Perennial plant with a yellowish fruiting stem growing to 14 in (35 cm), followed by a sterile segmented and toothed stem growing to 2 ft (60 cm). The latter has whorls of needle shaped leaves.
Habitat & Cultivation
Native to Europe, North Africa, northern Asia, and the Americas, horsetail is a common plant, preferring damp soil. The sterile stems are harvested in summer and carefully dried, all discolored parts being discarded.
Horsetail contains large amounts of silicic acid and silicates (about 15%), flavonoids, phenolic acids, alkaloids (including nicotine), and sterols. Much of the therapeutic effectiveness of this herb is due to its high silica content, a large proportion of which is soluble and can be absorbed. Silica supports the regeneration of connective tissue.
History & Folklore
Horsetail is a primitive plant that is descended from huge trees that lived during the Palaeozoic era (600–375 million years ago). The herb’s high silica content makes it abrasive, and in the past it was used to polish metal and wood. Its common name, bottlebrush, indicates another of its uses. Horsetail was also tied to the tails of livestock to help them ward off flies. It was long considered a wound-healing herb. The English herbalist John Gerard, writing in 1597, recounted: “Dioscorides saith, that the horse-taile being stamped and laid to, doth perfectly cure wounds, yea although the sinues be cut in sunder, as Galen addeth.”
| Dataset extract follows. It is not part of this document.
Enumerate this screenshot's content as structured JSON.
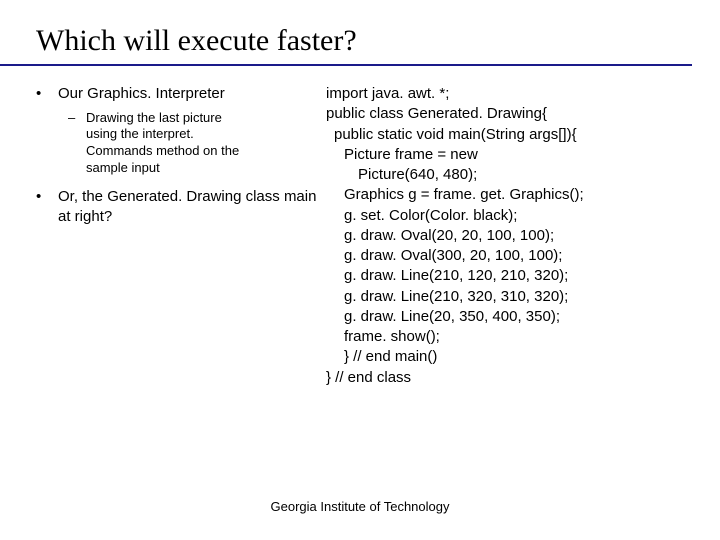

Medicinal Actions & Uses
As its traditional usage indicates, horsetail is an excellent clotting agent. It staunches wounds, stops nosebleeds, and reduces the coughing up of blood. In addition, horsetail has an astringent effect on the genitourinary system, proving especially valuable where there is bleeding within the urinary tract, and in cases of cystitis, urethritis, and prostate disease.
Horsetail helps to speed the repair of damaged connective tissue, improving its strength and elasticity. The herb is also prescribed to treat problems related to rheumatic and arthritic problems, for chest ailments (such as emphysema), for chronic swelling of the legs, and for various other conditions. A decoction of the herb’s aerial parts added to a bath benefits slow-healing sprains and fractures, as well as certain irritable skin conditions such as eczema.
Horsetail breaks down vitamin B1 (thiamine) and should generally be taken long term only in tandem with a B vitamin supplement.